Last year, South Carolina lawmakers passed strict new laws directed at ridding the state of illegal immigrants, particularly those who commit crimes. The laws closely mirror the controversial ones passed first by Arizona, which were challenged before the U.S. Supreme Court by the federal government.
The federal government also challenged South Carolina's new immigration laws in late 2011, and a federal judge blocked many of them, finding that they were unconstitutional. Those laws were then barred from taking effect at the beginning of the year.
But now the federal judge said he will need to consider the laws again in light of the Supreme Court's decision regarding Arizona's laws. Earlier this year, the Supreme Court struck down much of Arizona's new immigration policy, but left perhaps the most controversial portion standing: The "show me your papers" provision.
This provision requires officers to check the immigration status of people they pull over if they suspect the person could be in the country illegally. Opponents of the provision say it leads to racial profiling and is unconstitutional, but the Supreme Court said there hasn't been enough proof of that as of yet.
In South Carolina, one part of the new immigration policy that was allowed to go into effect essentially created an immigration task force that investigates criminal cases involving illegal immigrants. According to a statement from the state's top law enforcement official last month, the unit has been successful thus far.
The law enforcement top official said the eight-person unit focuses on building criminal cases against illegal immigrants who are accused of breaking the law in the state. He said the unit, which is the only one in the country to operate throughout the entire state instead of by county, is responsible for numerous arrests, but would not say exactly how many.

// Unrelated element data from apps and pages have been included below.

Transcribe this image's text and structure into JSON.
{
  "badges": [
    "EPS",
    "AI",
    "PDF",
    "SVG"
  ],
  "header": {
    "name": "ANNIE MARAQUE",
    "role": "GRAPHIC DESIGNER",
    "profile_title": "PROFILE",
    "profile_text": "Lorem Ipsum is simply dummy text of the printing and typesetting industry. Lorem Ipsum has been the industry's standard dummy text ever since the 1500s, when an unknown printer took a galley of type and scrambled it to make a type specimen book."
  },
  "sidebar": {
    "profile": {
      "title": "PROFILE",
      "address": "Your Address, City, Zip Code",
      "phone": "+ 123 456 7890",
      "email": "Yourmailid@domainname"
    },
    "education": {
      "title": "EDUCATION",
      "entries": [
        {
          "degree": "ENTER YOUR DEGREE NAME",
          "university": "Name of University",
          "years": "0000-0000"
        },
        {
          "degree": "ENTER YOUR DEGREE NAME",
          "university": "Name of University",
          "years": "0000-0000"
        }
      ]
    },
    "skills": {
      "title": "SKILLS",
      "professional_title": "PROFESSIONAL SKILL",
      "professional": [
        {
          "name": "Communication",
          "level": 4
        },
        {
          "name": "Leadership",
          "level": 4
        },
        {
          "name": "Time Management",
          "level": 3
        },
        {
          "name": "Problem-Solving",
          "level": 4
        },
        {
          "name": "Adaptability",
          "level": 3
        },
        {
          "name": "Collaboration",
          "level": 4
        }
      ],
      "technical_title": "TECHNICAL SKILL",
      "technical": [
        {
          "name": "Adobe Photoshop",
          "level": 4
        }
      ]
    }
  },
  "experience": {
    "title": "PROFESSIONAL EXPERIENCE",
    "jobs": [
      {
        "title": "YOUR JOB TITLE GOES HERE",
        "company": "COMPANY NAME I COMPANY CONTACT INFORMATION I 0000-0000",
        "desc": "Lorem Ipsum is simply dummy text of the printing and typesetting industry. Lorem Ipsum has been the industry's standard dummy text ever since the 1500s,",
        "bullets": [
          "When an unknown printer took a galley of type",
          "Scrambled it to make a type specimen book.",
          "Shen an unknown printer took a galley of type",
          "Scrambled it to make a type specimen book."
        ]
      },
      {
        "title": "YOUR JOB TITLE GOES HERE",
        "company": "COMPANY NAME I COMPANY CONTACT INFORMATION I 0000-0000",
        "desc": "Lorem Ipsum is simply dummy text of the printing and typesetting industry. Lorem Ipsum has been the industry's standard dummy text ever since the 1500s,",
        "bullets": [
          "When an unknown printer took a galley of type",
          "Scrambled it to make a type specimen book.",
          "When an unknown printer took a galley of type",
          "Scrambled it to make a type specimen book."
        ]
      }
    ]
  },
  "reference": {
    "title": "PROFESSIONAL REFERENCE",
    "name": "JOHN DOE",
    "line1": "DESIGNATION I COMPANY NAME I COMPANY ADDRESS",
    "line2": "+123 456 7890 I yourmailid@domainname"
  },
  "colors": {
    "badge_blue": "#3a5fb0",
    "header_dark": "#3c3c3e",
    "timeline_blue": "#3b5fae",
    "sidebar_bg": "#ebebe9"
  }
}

Source: Associated Press, "SC immigration unit says it's been successful," Meg Kinnard, Oct. 24, 2012